Take advantage of technology. The expectations Millennials have for their training programs have significantly changed from those of their generational predecessors, and this incongruence is rooted in their tech-savvy upbringings. Although training Millennials appears difficult, their differences can actually be used to make the training process easier.
Six strategies for increasing employee engagement.
What makes data powerful is that it shifts conversations from anecdotes to evidence. It is all too easy, however, to gloss over the limitations of data; after all, information is not the same as knowledge. One of the biggest challenges for companies working with data is understanding both its power and its shortfalls. Using data-driven insights in the HR space is a relatively new phenomenon, and the idea of 'people analytics' has only really taken off in the last five years. As HR has progressed, organizations have been able to do increasingly insightful analysis, but that's not enough. Organizations need to use this information to take action to improve workplaces.
Culture Amp's New Tech Benchmark for 2016 surveyed 60,000 respondents to identify overall trends in employee engagement and flag overall shifts in the employment market or employee expectations. Although the data focuses on tech companies, the insights can apply to almost any industry.
When organizations implement business plans, many focus on the role that learning and professional development will play in reaching quarterly or yearend goals. With corporate learning as a focus, the role of human resource executives in the successful development and implementation of corporate programs will be crucial. According to a recent survey conducted by CGS, nearly 80 percent of companies’ human capital leadership, including HR, are actively involved in the decision-making process for learning programs. For anyone in this key group, it is important to keep a pulse on trends that will help develop and shape effective learning programs.When companies are evaluating their fi rst-quarter successes, they will, no doubt, look to several key trends that could affect the remainder of the year.
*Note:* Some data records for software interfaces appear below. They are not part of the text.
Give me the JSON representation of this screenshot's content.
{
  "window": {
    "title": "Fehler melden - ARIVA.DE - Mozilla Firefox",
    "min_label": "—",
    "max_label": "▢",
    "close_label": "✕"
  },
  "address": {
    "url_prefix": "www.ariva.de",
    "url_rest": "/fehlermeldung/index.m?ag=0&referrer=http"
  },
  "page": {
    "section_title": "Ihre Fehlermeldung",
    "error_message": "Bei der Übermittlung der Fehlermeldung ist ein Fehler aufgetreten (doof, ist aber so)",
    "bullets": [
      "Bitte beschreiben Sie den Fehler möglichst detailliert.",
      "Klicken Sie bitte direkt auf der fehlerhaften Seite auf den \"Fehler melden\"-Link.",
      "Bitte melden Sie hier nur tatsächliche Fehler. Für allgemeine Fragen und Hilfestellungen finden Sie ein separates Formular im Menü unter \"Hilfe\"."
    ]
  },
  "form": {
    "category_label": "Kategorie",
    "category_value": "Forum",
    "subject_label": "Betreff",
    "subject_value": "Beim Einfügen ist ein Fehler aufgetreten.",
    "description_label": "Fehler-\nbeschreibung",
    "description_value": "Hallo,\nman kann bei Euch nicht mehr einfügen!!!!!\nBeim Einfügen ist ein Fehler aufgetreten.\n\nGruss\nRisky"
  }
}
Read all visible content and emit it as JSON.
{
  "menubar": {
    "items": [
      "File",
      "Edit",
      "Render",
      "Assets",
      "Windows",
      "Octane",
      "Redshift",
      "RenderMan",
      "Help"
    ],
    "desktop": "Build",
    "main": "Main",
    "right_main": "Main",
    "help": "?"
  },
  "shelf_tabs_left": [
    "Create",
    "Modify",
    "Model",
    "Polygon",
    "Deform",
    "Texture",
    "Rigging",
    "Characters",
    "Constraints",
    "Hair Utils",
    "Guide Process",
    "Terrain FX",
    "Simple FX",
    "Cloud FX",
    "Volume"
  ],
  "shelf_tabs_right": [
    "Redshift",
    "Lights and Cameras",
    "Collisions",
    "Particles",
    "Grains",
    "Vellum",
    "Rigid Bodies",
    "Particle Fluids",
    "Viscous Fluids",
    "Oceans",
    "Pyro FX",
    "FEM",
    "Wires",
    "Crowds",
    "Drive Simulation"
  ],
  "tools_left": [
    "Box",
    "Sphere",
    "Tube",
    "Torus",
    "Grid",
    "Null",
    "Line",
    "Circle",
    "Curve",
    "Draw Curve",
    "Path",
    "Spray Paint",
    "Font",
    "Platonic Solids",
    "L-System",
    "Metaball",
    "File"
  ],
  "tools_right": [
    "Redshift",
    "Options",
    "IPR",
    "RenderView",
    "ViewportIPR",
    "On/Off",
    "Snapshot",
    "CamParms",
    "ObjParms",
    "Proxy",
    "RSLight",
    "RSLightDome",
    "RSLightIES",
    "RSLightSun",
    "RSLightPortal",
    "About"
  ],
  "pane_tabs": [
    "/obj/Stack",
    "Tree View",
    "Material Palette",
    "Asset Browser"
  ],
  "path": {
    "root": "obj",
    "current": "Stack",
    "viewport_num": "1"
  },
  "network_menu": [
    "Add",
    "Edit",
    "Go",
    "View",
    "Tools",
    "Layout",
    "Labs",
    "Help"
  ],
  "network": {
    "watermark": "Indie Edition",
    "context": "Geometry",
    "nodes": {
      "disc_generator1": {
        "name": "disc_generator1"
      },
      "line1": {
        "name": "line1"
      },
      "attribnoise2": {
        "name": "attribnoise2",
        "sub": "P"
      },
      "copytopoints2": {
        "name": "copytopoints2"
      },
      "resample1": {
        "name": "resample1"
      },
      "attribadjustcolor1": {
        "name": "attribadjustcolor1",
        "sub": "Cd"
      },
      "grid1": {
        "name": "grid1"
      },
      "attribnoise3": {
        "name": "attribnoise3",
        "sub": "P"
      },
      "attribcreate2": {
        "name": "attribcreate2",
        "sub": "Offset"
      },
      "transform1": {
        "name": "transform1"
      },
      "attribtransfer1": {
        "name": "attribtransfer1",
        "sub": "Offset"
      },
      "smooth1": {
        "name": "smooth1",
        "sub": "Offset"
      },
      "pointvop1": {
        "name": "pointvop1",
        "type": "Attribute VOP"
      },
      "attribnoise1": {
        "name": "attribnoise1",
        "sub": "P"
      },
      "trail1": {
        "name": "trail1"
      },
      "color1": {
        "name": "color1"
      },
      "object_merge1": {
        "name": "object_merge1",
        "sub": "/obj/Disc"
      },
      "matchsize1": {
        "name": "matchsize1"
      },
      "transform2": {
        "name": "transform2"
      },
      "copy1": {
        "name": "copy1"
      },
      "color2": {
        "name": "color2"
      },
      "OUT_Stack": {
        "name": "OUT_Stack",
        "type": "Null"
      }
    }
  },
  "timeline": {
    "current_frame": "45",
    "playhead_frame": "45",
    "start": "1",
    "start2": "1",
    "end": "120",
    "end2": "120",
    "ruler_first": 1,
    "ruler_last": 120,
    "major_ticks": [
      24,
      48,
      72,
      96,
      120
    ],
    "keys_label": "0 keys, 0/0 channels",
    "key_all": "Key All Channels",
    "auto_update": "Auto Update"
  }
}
Five Critical Mindset Shifts for Using Data to Increase Learning Impact
By Jenny Dearborn, Senior Vice President, Chief Learning Officer, SAP
My job as CLO is to help achieve my company’s business goals. The same is true of pretty much anyone working for an organization, whether they answer phones, sell products, develop new technologies, or oversee global mergers and acquisitions. When a company is well-run, every employee is able to map their daily tasks to one or more strategic business outcomes.
Yet it’s the CLO who acts as an enabler to equip employees with the right knowledge and skills to execute daily tasks and drive business outcomes.
All this seems simple and straightforward, and yet learning and other human capital management (HCM) professionals keep getting it wrong.
A new study shows concern over affordable healthcare during retirement.
By Sandy McCarthy
For all workers in different stages of their careers, the challenge of retirement adequacy is one that employers and employees face head on through their benefits strategies. Now more than ever, employees share more cost and make more informed choices for their health and wealth benefits. Mercer research shows that 70 percent of employees believe they are primarily responsible for ensuring an adequate and secure income in retirement.
According to Mercer’s latest Inside Employees’ Minds™ Survey, conducted among more than 3,000 U.S. workers representing a cross-section of the national workforce, 60 percent express strong satisfaction with their retirement benefits, which rank second only to pay in importance to employees. But only 23 percent expect to have enough money to pay for healthcare in retirement.